Amazon founder Jeff Bezos and CEO Andy Jassy must testify in an ongoing Federal Trade Commission investigation into whether the company misled people into subscribing to Amazon Prime and other services, the agency said Wednesday.
The decision follows earlier claims by Amazon ( AMZN ) that FTC employees harassed the two men and imposed undue burdens on them. Amazon (AMZN) had petitioned the agency’s top officials asking them to intervene.
But agency commissioners said Amazon had not met the legal threshold to quash the civil subpoenas issued to the two men.
“Amazon provides no reason why the Commission should accept anything less than all the relevant testimony it can obtain from these two witnesses,” FTC Commissioner Christine Wilson wrote in Wednesday’s order.
In a statement, Amazon said it was “disappointed but not surprised that the FTC largely declined to rule against itself, but we are pleased that the agency has supported its broadest requests and will allow witnesses to choose their own counsel.”
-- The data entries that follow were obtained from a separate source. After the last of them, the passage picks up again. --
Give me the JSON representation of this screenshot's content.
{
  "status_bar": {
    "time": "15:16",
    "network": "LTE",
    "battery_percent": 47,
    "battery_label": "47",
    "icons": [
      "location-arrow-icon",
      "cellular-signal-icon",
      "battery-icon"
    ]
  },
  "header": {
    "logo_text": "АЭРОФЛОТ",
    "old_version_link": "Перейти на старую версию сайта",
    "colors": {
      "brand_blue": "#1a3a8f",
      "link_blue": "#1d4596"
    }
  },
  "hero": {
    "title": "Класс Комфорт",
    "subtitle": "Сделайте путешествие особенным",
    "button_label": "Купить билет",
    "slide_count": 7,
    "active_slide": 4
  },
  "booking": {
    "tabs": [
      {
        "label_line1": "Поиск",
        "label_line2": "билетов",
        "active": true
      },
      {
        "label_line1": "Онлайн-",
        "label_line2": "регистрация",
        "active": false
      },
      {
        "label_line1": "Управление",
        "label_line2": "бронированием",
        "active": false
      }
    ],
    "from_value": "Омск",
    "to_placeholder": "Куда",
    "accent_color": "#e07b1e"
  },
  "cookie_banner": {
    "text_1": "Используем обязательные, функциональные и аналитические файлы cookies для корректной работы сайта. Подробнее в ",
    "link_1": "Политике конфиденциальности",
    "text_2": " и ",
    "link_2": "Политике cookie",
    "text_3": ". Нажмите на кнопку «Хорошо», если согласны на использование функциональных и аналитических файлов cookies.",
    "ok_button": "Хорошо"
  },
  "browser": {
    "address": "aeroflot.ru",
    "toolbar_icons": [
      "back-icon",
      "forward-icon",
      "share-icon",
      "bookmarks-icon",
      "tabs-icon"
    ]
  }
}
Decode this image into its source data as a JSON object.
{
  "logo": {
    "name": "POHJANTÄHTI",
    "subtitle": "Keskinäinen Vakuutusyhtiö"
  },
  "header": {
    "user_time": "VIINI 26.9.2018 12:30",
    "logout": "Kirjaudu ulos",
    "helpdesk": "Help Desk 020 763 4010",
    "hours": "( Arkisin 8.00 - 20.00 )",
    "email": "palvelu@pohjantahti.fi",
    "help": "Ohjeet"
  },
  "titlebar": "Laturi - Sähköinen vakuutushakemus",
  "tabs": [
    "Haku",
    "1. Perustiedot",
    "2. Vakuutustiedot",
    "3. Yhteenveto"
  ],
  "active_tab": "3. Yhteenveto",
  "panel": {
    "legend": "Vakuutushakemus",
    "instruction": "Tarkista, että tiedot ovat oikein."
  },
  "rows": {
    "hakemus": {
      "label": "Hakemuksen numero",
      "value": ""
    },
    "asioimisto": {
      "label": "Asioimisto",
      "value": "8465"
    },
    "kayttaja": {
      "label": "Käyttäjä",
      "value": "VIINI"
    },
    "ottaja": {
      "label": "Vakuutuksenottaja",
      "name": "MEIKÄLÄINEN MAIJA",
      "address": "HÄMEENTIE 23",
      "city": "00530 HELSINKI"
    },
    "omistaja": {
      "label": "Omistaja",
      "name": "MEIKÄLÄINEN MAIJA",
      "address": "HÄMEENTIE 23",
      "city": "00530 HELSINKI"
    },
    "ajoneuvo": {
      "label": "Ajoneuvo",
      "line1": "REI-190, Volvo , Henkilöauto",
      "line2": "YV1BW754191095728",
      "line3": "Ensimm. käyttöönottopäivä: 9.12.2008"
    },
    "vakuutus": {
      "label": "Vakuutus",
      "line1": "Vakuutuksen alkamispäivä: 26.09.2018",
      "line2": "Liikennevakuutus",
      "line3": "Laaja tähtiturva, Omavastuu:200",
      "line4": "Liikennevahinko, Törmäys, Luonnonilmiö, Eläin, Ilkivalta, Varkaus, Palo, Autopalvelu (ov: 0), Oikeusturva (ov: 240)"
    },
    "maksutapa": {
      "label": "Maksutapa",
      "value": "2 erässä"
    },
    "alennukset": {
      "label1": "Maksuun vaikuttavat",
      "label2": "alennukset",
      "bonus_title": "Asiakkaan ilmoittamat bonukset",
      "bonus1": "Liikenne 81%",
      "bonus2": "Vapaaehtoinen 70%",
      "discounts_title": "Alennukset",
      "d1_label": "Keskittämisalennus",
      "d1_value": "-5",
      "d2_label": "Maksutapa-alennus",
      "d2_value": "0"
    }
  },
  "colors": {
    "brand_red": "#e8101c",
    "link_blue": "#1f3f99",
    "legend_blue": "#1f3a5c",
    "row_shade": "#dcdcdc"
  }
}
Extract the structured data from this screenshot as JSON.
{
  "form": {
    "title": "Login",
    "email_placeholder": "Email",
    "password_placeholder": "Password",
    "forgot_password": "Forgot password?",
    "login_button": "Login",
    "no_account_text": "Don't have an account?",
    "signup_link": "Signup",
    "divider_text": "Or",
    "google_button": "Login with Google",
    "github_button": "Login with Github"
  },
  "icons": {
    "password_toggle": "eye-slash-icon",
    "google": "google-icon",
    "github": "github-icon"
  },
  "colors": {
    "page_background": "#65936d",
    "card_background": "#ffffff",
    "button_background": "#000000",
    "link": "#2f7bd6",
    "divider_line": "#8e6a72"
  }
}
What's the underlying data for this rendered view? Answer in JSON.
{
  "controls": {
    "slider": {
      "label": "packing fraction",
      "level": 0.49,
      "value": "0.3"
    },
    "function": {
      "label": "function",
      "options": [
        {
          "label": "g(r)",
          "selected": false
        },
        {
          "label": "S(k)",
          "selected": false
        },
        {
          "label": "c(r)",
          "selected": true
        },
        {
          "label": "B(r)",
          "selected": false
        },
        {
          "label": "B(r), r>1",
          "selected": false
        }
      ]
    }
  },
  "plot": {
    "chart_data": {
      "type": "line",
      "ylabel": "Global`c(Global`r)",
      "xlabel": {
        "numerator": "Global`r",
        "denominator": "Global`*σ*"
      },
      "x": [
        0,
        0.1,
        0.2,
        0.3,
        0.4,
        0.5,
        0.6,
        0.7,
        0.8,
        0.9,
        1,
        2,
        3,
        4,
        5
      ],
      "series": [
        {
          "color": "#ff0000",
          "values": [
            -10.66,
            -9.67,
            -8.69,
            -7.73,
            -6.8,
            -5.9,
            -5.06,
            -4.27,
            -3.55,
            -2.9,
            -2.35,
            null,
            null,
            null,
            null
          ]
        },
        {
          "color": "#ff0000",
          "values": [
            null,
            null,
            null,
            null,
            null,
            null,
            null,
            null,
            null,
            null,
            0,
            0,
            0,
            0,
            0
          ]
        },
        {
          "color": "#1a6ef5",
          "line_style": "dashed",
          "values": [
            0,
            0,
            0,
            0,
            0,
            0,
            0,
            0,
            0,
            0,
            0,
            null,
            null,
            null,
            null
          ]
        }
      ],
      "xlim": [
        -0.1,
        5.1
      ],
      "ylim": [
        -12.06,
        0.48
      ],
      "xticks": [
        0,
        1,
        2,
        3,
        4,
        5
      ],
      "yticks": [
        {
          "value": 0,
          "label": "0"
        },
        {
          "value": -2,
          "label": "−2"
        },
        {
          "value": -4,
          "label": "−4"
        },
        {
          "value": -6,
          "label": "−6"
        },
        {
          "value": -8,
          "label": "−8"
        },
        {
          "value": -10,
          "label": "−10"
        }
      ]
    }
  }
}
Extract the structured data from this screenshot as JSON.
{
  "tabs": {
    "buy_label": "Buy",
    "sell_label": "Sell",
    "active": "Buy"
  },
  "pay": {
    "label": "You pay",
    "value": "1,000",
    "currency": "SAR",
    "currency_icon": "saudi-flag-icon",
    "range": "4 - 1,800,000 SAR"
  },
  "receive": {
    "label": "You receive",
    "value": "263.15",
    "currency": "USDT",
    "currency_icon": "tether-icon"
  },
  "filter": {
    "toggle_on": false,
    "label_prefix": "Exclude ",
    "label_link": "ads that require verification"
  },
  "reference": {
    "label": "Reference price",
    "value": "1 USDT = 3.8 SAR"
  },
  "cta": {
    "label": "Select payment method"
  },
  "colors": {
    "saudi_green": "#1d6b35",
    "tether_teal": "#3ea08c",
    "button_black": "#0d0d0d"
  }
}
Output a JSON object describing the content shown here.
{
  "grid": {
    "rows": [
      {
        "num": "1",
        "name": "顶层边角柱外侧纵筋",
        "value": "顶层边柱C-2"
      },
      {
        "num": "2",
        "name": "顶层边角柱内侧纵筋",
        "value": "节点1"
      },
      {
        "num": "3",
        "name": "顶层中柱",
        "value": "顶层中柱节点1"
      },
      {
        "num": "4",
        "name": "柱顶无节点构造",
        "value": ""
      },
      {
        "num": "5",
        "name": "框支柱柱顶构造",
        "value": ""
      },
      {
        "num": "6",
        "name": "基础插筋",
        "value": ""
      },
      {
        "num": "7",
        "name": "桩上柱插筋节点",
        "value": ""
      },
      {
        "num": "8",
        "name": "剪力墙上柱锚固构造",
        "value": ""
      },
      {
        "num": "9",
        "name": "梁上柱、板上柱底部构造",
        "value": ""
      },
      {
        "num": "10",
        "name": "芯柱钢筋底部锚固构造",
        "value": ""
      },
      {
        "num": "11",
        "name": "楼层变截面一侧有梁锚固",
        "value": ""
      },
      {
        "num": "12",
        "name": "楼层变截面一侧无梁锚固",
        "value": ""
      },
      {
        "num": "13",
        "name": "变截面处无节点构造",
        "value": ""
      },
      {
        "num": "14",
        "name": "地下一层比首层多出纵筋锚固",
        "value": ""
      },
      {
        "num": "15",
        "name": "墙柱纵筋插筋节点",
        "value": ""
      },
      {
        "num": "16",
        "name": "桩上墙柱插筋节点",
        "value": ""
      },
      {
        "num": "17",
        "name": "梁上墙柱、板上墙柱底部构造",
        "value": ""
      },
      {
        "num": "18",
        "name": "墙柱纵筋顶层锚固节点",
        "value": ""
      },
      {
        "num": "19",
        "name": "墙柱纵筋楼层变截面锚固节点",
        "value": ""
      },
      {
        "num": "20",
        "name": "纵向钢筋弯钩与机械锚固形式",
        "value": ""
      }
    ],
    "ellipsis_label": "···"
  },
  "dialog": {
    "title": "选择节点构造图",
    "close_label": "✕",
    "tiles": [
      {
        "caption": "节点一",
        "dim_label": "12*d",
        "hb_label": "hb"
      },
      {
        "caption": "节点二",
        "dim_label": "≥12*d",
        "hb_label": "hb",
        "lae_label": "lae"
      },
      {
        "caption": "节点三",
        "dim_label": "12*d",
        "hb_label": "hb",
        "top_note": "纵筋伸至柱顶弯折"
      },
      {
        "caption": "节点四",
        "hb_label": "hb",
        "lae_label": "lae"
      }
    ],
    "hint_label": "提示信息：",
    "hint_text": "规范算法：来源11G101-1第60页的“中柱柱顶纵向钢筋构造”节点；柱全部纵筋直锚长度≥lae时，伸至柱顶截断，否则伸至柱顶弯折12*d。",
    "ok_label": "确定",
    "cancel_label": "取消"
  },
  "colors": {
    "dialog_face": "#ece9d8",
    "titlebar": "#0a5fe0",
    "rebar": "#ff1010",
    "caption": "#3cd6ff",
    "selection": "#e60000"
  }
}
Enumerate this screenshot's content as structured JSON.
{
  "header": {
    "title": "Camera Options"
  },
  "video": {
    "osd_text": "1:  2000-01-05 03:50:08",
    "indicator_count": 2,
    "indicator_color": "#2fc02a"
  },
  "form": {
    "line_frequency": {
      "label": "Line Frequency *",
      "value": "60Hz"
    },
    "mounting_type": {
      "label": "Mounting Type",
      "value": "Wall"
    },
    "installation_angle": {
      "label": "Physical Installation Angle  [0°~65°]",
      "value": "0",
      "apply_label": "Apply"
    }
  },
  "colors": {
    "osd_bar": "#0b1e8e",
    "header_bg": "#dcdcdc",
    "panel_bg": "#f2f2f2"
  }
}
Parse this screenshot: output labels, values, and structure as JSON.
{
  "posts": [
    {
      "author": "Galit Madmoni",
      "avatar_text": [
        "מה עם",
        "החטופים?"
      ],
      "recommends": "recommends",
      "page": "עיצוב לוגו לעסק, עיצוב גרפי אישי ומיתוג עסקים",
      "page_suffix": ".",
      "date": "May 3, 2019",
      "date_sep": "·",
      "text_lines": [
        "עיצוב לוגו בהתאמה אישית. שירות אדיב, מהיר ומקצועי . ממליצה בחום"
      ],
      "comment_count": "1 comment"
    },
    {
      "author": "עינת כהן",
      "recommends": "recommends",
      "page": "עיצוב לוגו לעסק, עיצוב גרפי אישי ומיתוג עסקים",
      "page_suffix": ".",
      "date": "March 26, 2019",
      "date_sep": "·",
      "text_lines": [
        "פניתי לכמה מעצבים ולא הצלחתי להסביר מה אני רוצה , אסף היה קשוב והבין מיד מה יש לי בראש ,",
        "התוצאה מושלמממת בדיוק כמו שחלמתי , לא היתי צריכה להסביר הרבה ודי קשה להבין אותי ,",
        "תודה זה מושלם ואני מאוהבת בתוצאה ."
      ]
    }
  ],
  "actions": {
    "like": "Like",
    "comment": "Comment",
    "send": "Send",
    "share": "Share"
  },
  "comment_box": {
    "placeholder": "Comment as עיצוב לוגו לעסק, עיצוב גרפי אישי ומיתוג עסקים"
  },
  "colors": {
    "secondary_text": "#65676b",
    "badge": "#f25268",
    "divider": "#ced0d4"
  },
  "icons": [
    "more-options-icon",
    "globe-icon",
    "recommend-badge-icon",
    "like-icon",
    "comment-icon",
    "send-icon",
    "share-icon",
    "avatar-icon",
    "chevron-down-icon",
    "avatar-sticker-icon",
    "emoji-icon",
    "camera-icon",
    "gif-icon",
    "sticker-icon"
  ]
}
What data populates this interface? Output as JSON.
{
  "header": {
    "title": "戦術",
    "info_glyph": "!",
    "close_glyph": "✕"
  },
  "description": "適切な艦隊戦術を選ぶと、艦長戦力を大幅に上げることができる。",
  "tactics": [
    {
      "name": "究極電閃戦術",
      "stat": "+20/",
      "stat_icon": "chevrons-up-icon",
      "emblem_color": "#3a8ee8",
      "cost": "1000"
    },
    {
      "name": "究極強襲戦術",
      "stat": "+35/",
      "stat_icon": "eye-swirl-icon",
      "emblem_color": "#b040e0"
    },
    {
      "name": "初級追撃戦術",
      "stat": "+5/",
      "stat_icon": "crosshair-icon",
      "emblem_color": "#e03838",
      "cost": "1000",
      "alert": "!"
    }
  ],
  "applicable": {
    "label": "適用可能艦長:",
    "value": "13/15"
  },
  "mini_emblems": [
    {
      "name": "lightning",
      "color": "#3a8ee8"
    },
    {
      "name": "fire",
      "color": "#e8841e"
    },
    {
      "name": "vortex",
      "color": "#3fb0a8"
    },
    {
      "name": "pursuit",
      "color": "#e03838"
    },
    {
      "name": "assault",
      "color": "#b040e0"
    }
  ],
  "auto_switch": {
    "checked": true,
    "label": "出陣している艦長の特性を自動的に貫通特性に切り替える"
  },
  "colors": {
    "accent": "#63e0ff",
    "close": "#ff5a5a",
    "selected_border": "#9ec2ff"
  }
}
“Amazon has cooperated with the FTC throughout the investigation and has already produced tens of thousands of pages of documents,” the company said. “We are committed to engaging constructively with FTC staff, but we remain concerned that the latest requests are overly broad and unnecessarily burdensome, and we will explore all of our options.”
The demand that Amazon’s most powerful leaders testify before the FTC underscores the depth and breadth of the agency’s investigation, which covers a wide range of Amazon services.
It began in March 2021 as an investigation into Amazon Prime, and whether Amazon automatically enrolled consumers in the program without their consent. The probe has since expanded to include nearly half a dozen Amazon services, including Audible, Amazon Music, Kindle Unlimited and Subscribe & Save.
The expanded probe came after a Business Insider article reported that some within Amazon itself were concerned about whether the company’s customer acquisition and retention practices could be “deliberately confusing.”
Amazon has said that after providing thousands of documents related to the Prime investigation, the FTC’s request for further information is unreasonably broad. Compliance with the request would, among other things, require an interview with a large number of other employees to find the relevant information, it says.
Amazon also argued in its petition that Bezos and Jassy don’t have to testify because other officials would be more likely to have the kind of specific knowledge the FTC is seeking.